Configure custom proxy (use this if your affiliation does not provide a proxy)
|Through your library|
References found in this work BETA
Emmanuel Levinas (1963). La trace de l'autre. Tijdschrift Voor Filosofie 25 (3):605 - 623.
Emmanuel Levinas (1979). Totality and Infinity: An Essay on Exteriority. Distribution for the U.S. And Canada, Kluwer Boston.
Charles S. Peirce (1931/1960). Collected Papers. Cambridge, Belknap Press of Harvard University Press.
Citations of this work BETA
No citations found.
Similar books and articles
Andrew Robinson & Christopher Southgate (2010). Semiotics as a Metaphysical Framework for Christian Theology. Zygon 45 (3):689-712.
Catherine Allamel-Raffin (2011). The Meaning of a Scientific Image: Case Study in Nanoscience a Semiotic Approach. [REVIEW] Nanoethics 5 (2):165-173.

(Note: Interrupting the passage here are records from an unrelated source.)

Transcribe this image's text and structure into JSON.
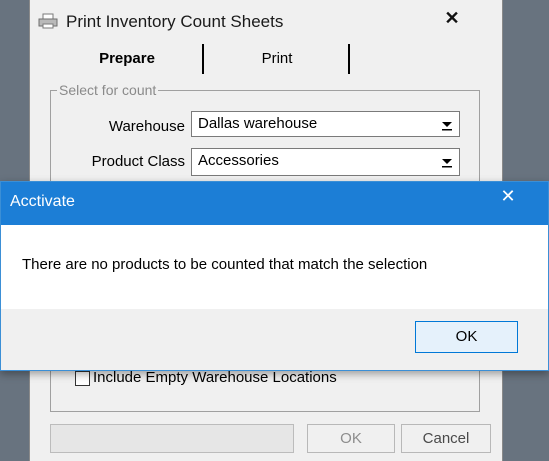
{
  "background_window": {
    "title": "Print Inventory Count Sheets",
    "close_glyph": "✕",
    "title_icon": "printer-icon",
    "tabs": [
      {
        "label": "Prepare",
        "active": true
      },
      {
        "label": "Print",
        "active": false
      }
    ],
    "group_label": "Select for count",
    "warehouse": {
      "label": "Warehouse",
      "value": "Dallas warehouse"
    },
    "product_class": {
      "label": "Product Class",
      "value": "Accessories"
    },
    "include_empty_locations": {
      "label": "Include Empty Warehouse Locations",
      "checked": false
    },
    "buttons": {
      "ok": "OK",
      "cancel": "Cancel"
    }
  },
  "dialog": {
    "title": "Acctivate",
    "close_glyph": "✕",
    "message": "There are no products to be counted that match the selection",
    "ok_label": "OK"
  },
  "colors": {
    "desktop": "#68737f",
    "dialog_titlebar": "#1c7ed6",
    "focus_border": "#0078d7"
  }
}
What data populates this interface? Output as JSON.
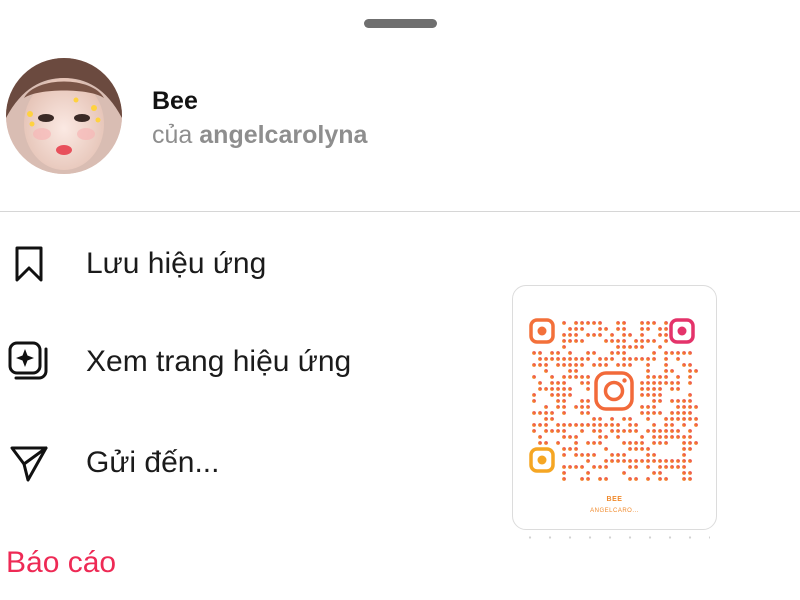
{
  "sheet": {
    "grabber": "drag-handle"
  },
  "effect": {
    "name": "Bee",
    "byline_prefix": "của",
    "author": "angelcarolyna"
  },
  "menu": {
    "items": [
      {
        "label": "Lưu hiệu ứng",
        "icon": "bookmark-icon"
      },
      {
        "label": "Xem trang hiệu ứng",
        "icon": "effects-page-icon"
      },
      {
        "label": "Gửi đến...",
        "icon": "send-icon"
      }
    ],
    "report_label": "Báo cáo"
  },
  "qr_card": {
    "title": "BEE",
    "subtitle": "ANGELCARO...",
    "icon": "instagram-logo-icon"
  },
  "colors": {
    "report": "#ee2a55",
    "muted_text": "#8e8e8e",
    "qr_gradient_start": "#f5a623",
    "qr_gradient_end": "#e1306c"
  }
}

Hub Zwart (2000). A Short History of Food Ethics. Journal of Agricultural and Environmental Ethics 12 (2):113-126.
B. Q. Cambridge (2000). Book Reviews : Religion in English Everyday Life: An Ethnographic Approach, by Timothy Jenkins. New York and Oxford: Berghahn Books, 1999. 256 Pp. Pb. 14.50. ISBN 1-57181-769-. [REVIEW] Studies in Christian Ethics 13 (2):106-111.
Michael A. Long (2009). Christian Coff: The Taste for Ethics: An Ethic of Food Consumption. [REVIEW] Journal of Agricultural and Environmental Ethics 22 (6):605-606.
Daniel Sperling (2010). Food Law, Ethics, and Food Safety Regulation: Roles, Justifications, and Expected Limits. [REVIEW] Journal of Agricultural and Environmental Ethics 23 (3):267-278.
Kalevi Kull & Ekaterina Velmezova (2012). Biosemiotics in a Gallery. Biosemiotics 5 (3):313-317.
Howard R. Pollio (1997/2006). The Phenomenology of Everyday Life. Cambridge University Press.
Raymond Anthony (2012). Taming the Unruly Side of Ethics: Overcoming Challenges of a Bottom-Up Approach to Ethics in the Areas of Food Policy and Climate Change. [REVIEW] Journal of Agricultural and Environmental Ethics 25 (6):813-841.
Jesper Hoffmeyer (2010). A Biosemiotic Approach to the Question of Meaning. Zygon 45 (2):367-390.
Added to index2012-08-07
Total downloads6 ( #202,005 of 1,098,981 )
Recent downloads (6 months)5 ( #57,966 of 1,098,981 )
How can I increase my downloads?